I’m not sure nationalists have the same incentives, though. They’re getting their first taste of power within the GOP right now. Trump’s success in the primaries is proof that a nationalist (or at least a celebrity nationalist) can win even against a deep conservative field. If they vote for electability in the 2020 primaries, they’ll be squandering the momentum they’ve built this year. And they’ll be showing the rest of the GOP, if the 2020 nominee goes on to become president, that nationalists can once again be safely taken for granted in terms of setting the party’s priorities since they’ll line up and be good soldiers for a more mainstream candidate if need be. Nationalists need to organize and establish themselves as a discrete bloc within the party with particular demands, arguably to the point where they’re willing to wreck the GOP’s chances of winning in 2020 by staying home to make their strength felt if the ticket doesn’t reflect their interests. Watching a moderate conservative like Kasich lose to Clinton because nationalists refused to turn out would show other Republicans that the movement must be accommodated. It might also have the effect of convincing some mainstream GOPers that even a moderate conservative can’t win anymore and that the party should take a chance by embracing nationalism more fully, this time with a more disciplined nominee than Trump. Remember, the longer Democrats hold power and the further left they drift, the more radicalized some Republicans will get and the more willing they’ll be to look closely at “white identity politics” or other strains of reactionary right-wing thought. It’s hard to see how conservatism would benefit from a Hillary Clinton presidency but it’s less hard to see how nationalism, which is striving for mainstream acceptance, would. Just look at the majority-left/far-right dynamic in Europe right now.

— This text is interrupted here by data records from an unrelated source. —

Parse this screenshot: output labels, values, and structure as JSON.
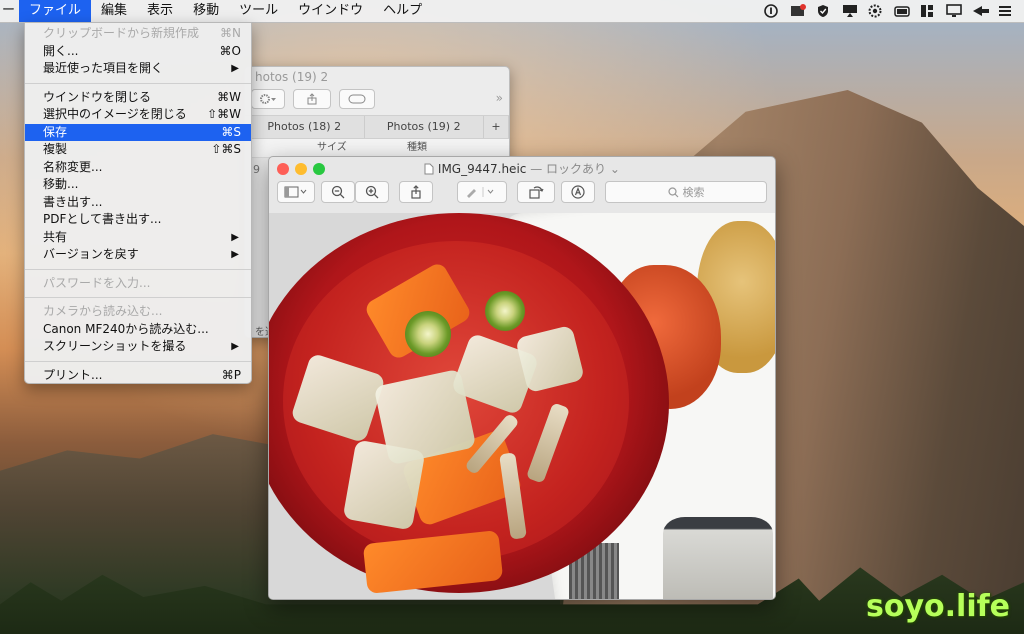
{
  "menubar": {
    "apple_fragment": "ー",
    "items": [
      "ファイル",
      "編集",
      "表示",
      "移動",
      "ツール",
      "ウインドウ",
      "ヘルプ"
    ],
    "active_index": 0,
    "status_icons": [
      "info-icon",
      "photo-sync-icon",
      "shield-icon",
      "airplay-icon",
      "gear-burst-icon",
      "storage-icon",
      "window-icon",
      "display-icon",
      "forward-icon",
      "list-icon"
    ]
  },
  "file_menu": {
    "items": [
      {
        "label": "クリップボードから新規作成",
        "shortcut": "⌘N",
        "disabled": true
      },
      {
        "label": "開く...",
        "shortcut": "⌘O"
      },
      {
        "label": "最近使った項目を開く",
        "submenu": true
      },
      {
        "separator": true
      },
      {
        "label": "ウインドウを閉じる",
        "shortcut": "⌘W"
      },
      {
        "label": "選択中のイメージを閉じる",
        "shortcut": "⇧⌘W"
      },
      {
        "label": "保存",
        "shortcut": "⌘S",
        "selected": true
      },
      {
        "label": "複製",
        "shortcut": "⇧⌘S"
      },
      {
        "label": "名称変更..."
      },
      {
        "label": "移動..."
      },
      {
        "label": "書き出す..."
      },
      {
        "label": "PDFとして書き出す..."
      },
      {
        "label": "共有",
        "submenu": true
      },
      {
        "label": "バージョンを戻す",
        "submenu": true
      },
      {
        "separator": true
      },
      {
        "label": "パスワードを入力...",
        "disabled": true
      },
      {
        "separator": true
      },
      {
        "label": "カメラから読み込む...",
        "disabled": true
      },
      {
        "label": "Canon MF240から読み込む..."
      },
      {
        "label": "スクリーンショットを撮る",
        "submenu": true
      },
      {
        "separator": true
      },
      {
        "label": "プリント...",
        "shortcut": "⌘P"
      }
    ],
    "submenu_arrow": "▶"
  },
  "bg_window": {
    "title": "hotos (19) 2",
    "tabs": [
      "Photos (18) 2",
      "Photos (19) 2"
    ],
    "add_tab": "+",
    "overflow": "»",
    "columns": [
      "サイズ",
      "種類"
    ],
    "side_fragment": "9",
    "bottom_fragment": "を選"
  },
  "preview": {
    "title": "IMG_9447.heic",
    "lock_text": "— ロックあり",
    "lock_chevron": "⌄",
    "search_placeholder": "検索",
    "toolbar_icons": [
      "sidebar-icon",
      "zoom-out-icon",
      "zoom-in-icon",
      "share-icon",
      "markup-pen-icon",
      "rotate-icon",
      "annotate-icon"
    ]
  },
  "colors": {
    "menu_highlight": "#1d62f0",
    "close": "#fe5f57",
    "minimize": "#febc2e",
    "zoom": "#28c840",
    "watermark": "#b6ff5a"
  },
  "watermark": "soyo.life"
}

All of this assumes that voters will behave strategically, though. Maybe they won’t. An alternate theory of what’s happening with Trump this year is that the American right and/or white voters more generally are having some sort of nervous breakdown at the prospect of the country shifting decisively left due to demographics. “Decisively left” doesn’t mean that Democrats win every election, but it might mean that the GOP can’t win nationally anymore without becoming a more centrist, Tory-ish party. Nominating Trump may be the political equivalent of a middle finger to that reality, if it is in fact a reality, with an even more radical, rejectionist nominee to follow next time as the party slides further from viability. Putting it in Kubler-Ross terms, Trump may be an expression of denial and anger all at once. Depression will follow if he loses. When acceptance will finally arrive, well, that’s the question.